Cherries and Global Trade

This blog post was written by Kelsey Chuang, CISB US Track Student

Keith Hu with CISB students

Keith Hu with CISB students

On March 1, 2019, CISB welcomed Keith Hu, the Director of International Operations for NW Cherry Growers, to share his background, current job responsibilities, and the impact of the trade war on cherry growers in the Pacific Northwest.

The main goal of the night was to understand how the trade war impacts businesses on the ground level. Hu mentioned that it is often difficult to personalize that which is read in the news. His presentation was designed to give perspective and paint a clearer picture of how politics seep into economics and global trade.

The Pacific Northwest has one of the biggest cherry markets, exporting mainly to China, Taiwan, and other Asian countries. However, as the trade war has unfolded, Hu shared that China has been playing a lot of mind games with U.S. companies. Tax fluctuations have caused a massive blow to their cherries, putting them at a price disadvantage to their competitors.

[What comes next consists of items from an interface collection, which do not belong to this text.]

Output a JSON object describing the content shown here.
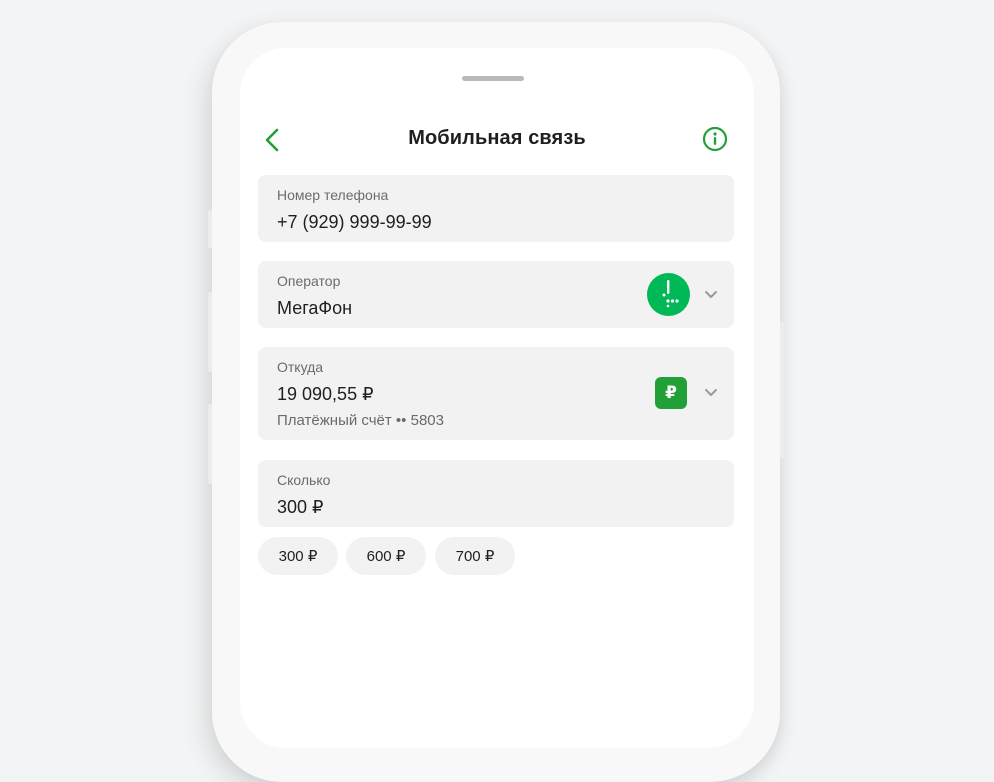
{
  "header": {
    "title": "Мобильная связь"
  },
  "phone": {
    "label": "Номер телефона",
    "value": "+7 (929) 999-99-99"
  },
  "operator": {
    "label": "Оператор",
    "value": "МегаФон",
    "logo_color": "#00b956"
  },
  "source": {
    "label": "Откуда",
    "balance": "19 090,55 ₽",
    "account": "Платёжный счёт •• 5803",
    "badge_symbol": "₽",
    "badge_color": "#21a038"
  },
  "amount": {
    "label": "Сколько",
    "value": "300 ₽"
  },
  "quick_amounts": [
    "300 ₽",
    "600 ₽",
    "700 ₽"
  ],
  "colors": {
    "accent": "#21a038",
    "field_bg": "#f2f2f2",
    "label": "#6b6b6b"
  }
}
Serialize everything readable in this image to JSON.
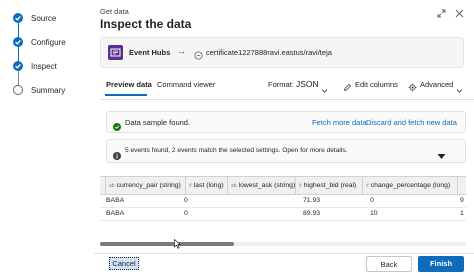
{
  "stepper": {
    "steps": [
      {
        "label": "Source",
        "state": "done"
      },
      {
        "label": "Configure",
        "state": "done"
      },
      {
        "label": "Inspect",
        "state": "current"
      },
      {
        "label": "Summary",
        "state": "todo"
      }
    ]
  },
  "header": {
    "breadcrumb": "Get data",
    "title": "Inspect the data",
    "icons": [
      "expand-icon",
      "close-icon"
    ]
  },
  "source": {
    "name": "Event Hubs",
    "target": "certificate1227888ravi.eastus/ravi/teja"
  },
  "tabs": {
    "preview": "Preview data",
    "command": "Command viewer"
  },
  "format": {
    "label": "Format:",
    "value": "JSON"
  },
  "actions": {
    "edit_columns": "Edit columns",
    "advanced": "Advanced"
  },
  "sample_bar": {
    "message": "Data sample found.",
    "fetch_more": "Fetch more data",
    "discard": "Discard and fetch new data"
  },
  "events_bar": {
    "message": "5 events found, 2 events match the selected settings. Open for more details."
  },
  "table": {
    "columns": [
      {
        "name": "currency_pair",
        "type": "(string)"
      },
      {
        "name": "last",
        "type": "(long)"
      },
      {
        "name": "lowest_ask",
        "type": "(string)"
      },
      {
        "name": "highest_bid",
        "type": "(real)"
      },
      {
        "name": "change_percentage",
        "type": "(long)"
      }
    ],
    "rows": [
      [
        "BABA",
        "0",
        "",
        "71.93",
        "0",
        "9"
      ],
      [
        "BABA",
        "0",
        "",
        "89.93",
        "10",
        "1"
      ]
    ]
  },
  "footer": {
    "cancel": "Cancel",
    "back": "Back",
    "finish": "Finish"
  },
  "colors": {
    "accent": "#0f6cbd",
    "success": "#107c10",
    "event_hubs": "#5b2e91"
  }
}
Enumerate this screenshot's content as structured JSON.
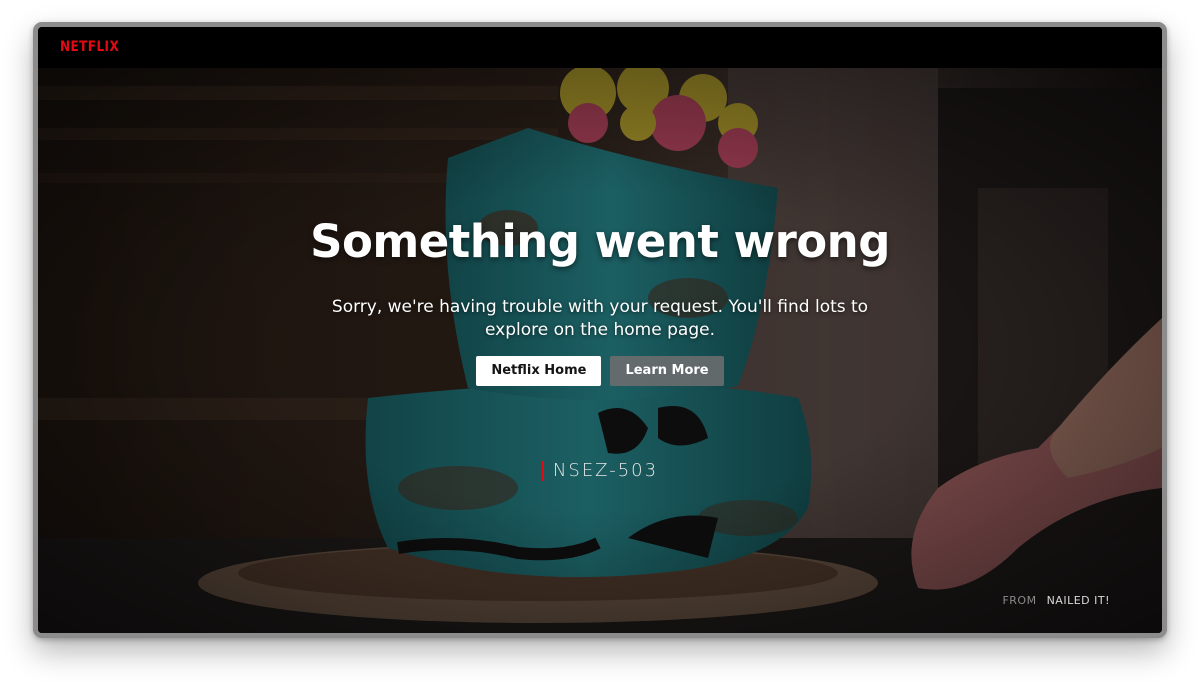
{
  "header": {
    "logo_text": "NETFLIX"
  },
  "error": {
    "title": "Something went wrong",
    "message": "Sorry, we're having trouble with your request. You'll find lots to explore on the home page.",
    "code": "NSEZ-503"
  },
  "buttons": {
    "home_label": "Netflix Home",
    "learn_more_label": "Learn More"
  },
  "background_credit": {
    "from_label": "FROM",
    "show_title": "NAILED IT!"
  },
  "colors": {
    "brand_red": "#e50914",
    "primary_button_bg": "#ffffff",
    "secondary_button_bg": "#6d6d6e"
  }
}
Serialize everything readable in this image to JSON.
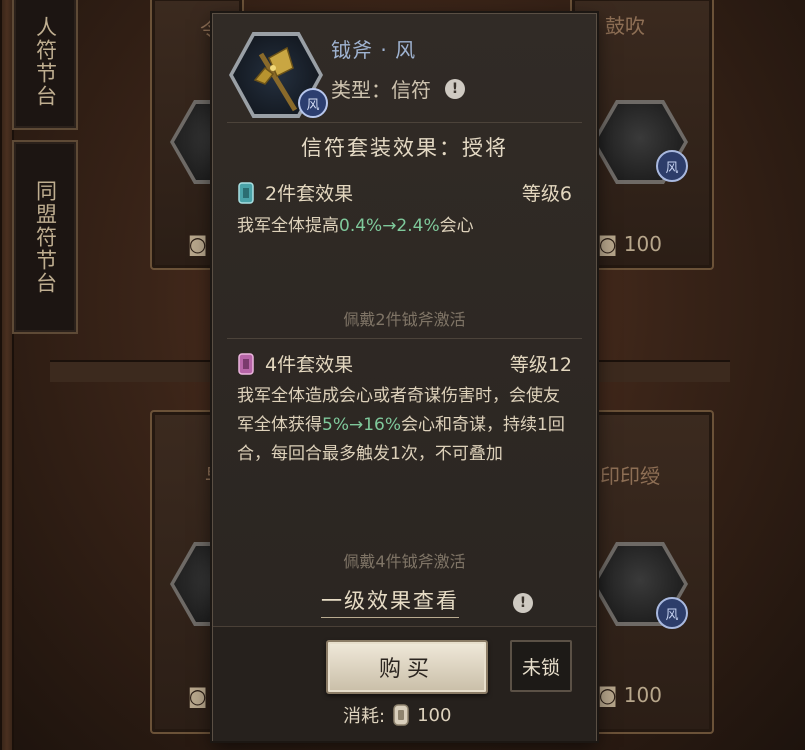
{
  "background": {
    "side_tabs": [
      "人符节台",
      "同盟符节台"
    ],
    "cards": [
      {
        "top_label": "令"
      },
      {
        "top_label": "鼓吹"
      },
      {
        "cost": "100"
      },
      {
        "cost": "100"
      },
      {
        "top_label": "印印绶"
      },
      {
        "cost": "100"
      }
    ],
    "badge_letter": "风"
  },
  "item": {
    "name": "钺斧 · 风",
    "type_label": "类型：信符",
    "badge_letter": "风",
    "icon": "axe-icon"
  },
  "set": {
    "title": "信符套装效果：授将",
    "tiers": [
      {
        "head": "2件套效果",
        "level": "等级6",
        "desc_prefix": "我军全体提高",
        "desc_highlight": "0.4%→2.4%",
        "desc_suffix": "会心",
        "activate": "佩戴2件钺斧激活",
        "gem_color": "#4aa3a8"
      },
      {
        "head": "4件套效果",
        "level": "等级12",
        "desc_prefix": "我军全体造成会心或者奇谋伤害时，会使友军全体获得",
        "desc_highlight": "5%→16%",
        "desc_suffix": "会心和奇谋，持续1回合，每回合最多触发1次，不可叠加",
        "activate": "佩戴4件钺斧激活",
        "gem_color": "#b765a8"
      }
    ]
  },
  "actions": {
    "level_view": "一级效果查看",
    "buy_label": "购买",
    "lock_label": "未锁",
    "cost_label": "消耗:",
    "cost_value": "100"
  },
  "colors": {
    "highlight": "#7fc99b",
    "item_name": "#9fb3d1"
  }
}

During the question and answer session, CISB students and faculty members peppered Keith with questions about the cherry industry. Keith shared his thoughts on the cutting-edge factory technology, relationships with farmers and the supply chain process. Hu said that the biggest cherry he had ever seen is roughly the size of a golf ball, which generated laughs from the audience.

Hu reminded students that a crucial soft skill he has learned on the job is cold-calling. He encouraged us to not take things personally. He said there will always be challenges and problems to overcome, and it is vital to have passion in order to come up with solutions to deal with these obstacles. This is one of many insights we gleaned from his talk. Hopeful we will be able to apply them to life and work.